The Misplaced Value on A Church in Gainesville

By Robert Hunt

The unfolding events in Florida illustrate all  too well the processes which seem to govern public religious debate in the United States – a debate centered neither on substantive issues nor large popular movements, but ability of fringe groups to grab media attention through careful manipulation of that same media.

In this case the church which planned to burn the Qur’ans is tiny, and its pastor a marginal figure in the Christian community of Gainesville, Florida. But his announcement went viral not only because Muslim news outlets chose to make hay of it outside the U.S., but because the cable news networks picked it up and the Council of American Islamic Relations also chose to repeatedly publicize its opposition to the event and organize Muslim responses to it. Ultimately, as we have seen, the U.S. government intervened at the highest levels.
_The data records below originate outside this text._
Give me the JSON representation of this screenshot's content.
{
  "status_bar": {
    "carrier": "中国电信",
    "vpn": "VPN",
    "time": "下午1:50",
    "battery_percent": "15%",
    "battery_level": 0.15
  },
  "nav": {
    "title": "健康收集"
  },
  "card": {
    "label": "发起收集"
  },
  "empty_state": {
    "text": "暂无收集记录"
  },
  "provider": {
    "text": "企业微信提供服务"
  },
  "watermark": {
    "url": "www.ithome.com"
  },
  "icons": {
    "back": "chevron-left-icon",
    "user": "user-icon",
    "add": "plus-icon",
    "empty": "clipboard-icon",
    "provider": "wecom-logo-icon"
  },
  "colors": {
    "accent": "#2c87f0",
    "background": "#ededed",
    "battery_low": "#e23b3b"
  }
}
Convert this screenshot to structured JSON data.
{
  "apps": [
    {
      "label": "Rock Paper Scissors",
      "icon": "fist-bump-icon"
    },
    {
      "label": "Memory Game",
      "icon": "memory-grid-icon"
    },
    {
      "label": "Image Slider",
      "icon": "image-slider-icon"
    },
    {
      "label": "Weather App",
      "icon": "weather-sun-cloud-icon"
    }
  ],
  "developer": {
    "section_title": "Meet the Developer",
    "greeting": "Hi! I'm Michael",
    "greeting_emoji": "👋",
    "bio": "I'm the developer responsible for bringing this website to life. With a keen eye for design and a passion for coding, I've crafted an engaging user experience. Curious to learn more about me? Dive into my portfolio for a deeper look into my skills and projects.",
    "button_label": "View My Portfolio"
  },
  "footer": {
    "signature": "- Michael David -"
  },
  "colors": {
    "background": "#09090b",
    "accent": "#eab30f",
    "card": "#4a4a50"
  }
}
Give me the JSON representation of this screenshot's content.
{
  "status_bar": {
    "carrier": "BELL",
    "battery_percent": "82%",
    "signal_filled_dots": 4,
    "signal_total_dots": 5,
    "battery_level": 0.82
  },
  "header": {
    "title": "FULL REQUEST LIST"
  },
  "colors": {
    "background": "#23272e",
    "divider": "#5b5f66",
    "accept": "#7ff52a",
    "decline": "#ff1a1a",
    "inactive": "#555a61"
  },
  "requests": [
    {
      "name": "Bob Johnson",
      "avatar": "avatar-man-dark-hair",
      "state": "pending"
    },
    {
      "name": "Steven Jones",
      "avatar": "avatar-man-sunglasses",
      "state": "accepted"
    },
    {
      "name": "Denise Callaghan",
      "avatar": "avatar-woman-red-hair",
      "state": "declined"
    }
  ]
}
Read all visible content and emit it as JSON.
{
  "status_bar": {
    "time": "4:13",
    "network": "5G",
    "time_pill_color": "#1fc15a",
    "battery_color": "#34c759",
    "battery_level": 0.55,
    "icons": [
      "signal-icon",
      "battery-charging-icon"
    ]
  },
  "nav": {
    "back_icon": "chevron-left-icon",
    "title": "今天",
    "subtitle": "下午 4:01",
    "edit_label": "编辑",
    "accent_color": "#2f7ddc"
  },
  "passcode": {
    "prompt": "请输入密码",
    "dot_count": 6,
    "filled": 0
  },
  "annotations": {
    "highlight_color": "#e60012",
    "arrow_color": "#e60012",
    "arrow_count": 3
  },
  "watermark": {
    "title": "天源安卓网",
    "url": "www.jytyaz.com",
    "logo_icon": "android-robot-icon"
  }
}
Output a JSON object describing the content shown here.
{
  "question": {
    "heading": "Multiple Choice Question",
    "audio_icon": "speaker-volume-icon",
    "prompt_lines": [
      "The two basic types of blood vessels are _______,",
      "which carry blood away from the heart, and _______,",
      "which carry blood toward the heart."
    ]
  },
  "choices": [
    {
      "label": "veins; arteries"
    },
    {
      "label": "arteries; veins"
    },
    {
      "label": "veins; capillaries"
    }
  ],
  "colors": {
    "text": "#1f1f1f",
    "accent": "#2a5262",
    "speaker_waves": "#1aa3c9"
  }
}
With regard to publicizing a marginal religious figure (although not with regard to actual violence) this event has been the mirror image of atrocities committed by Muslim groups seeking publicity outside the U.S. An action (or even threat of action) that is itself insignificant and carried out by an insignificant group gains the attention of media outlets that themselves stand to benefit commercially or in their political ambitions by reporting it. Other media outlets pick up the story, and indeed are forced to if they are to compete for listeners and readers. Groups appalled by or opposed to the event, sometimes because they also crave publicity and sometimes because they feel a responsibility respond in turn – and in turn become part of the story. Eventually what was desired by the group initiating the action is achieved. They are recognized by some significant political entity and have a chance to benefit from the publicity, either in the form of funds raised, members recruited, or just ego gratification. Whether the person or group is a dangerous power like North Korea, a clueless but murderous group of jihadists, a bigoted Christian hate-group wishing to spread its venom , or an aspiring pastor trying to gain members the tactics are the same. And the media response is almost pavlovian. The mere scent of a market for their product either emerging or diminishing sets them in motion.

In this environment it is well to remember that being “real” means being known and loved by God and neighbors, not by the media. “As seen on TV” or for that matter YouTube isn’t ultimately important.

When I was kid we used to go out camping near an old natural gas well pipeline that had been left uncovered. Gas would pool in the pipe, and if you tossed in a match it would send up a huge fireball. Those who stood too close could easily get singed, or even hurt badly. However, as we quickly found out, the well was abandoned because the gas wasn’t good for anything else. The supply was not continuous and couldn’t even sustain a small fire for cooking. It was simultaneously dangerous and useless.

So it is with the event in Florida, the atrocities by religious militants, and the threats by publicity seekers. They have no value for God’s Reign, and thus ultimately no value.  Religious people need to remember that infinitely more good is done daily by churches, synagogues, temples, and mosques as they minister to their own people and community than is done by those who respond to groups that grab media attention through their atrocious exploits. When the dust clears on the Qur’an burning controversy neither the threat, nor the response, will have had as much effect on God’s people as those who have quietly preached and lived love without ever turning on their televisions. And those who have risen to the bait (count me in) will have wasted their time for all eternity.

Dr. Robert Hunt is Director of Global Theological Education at Perkins School of Theology Southern Methodist University.


CLOSE | X

HIDE | X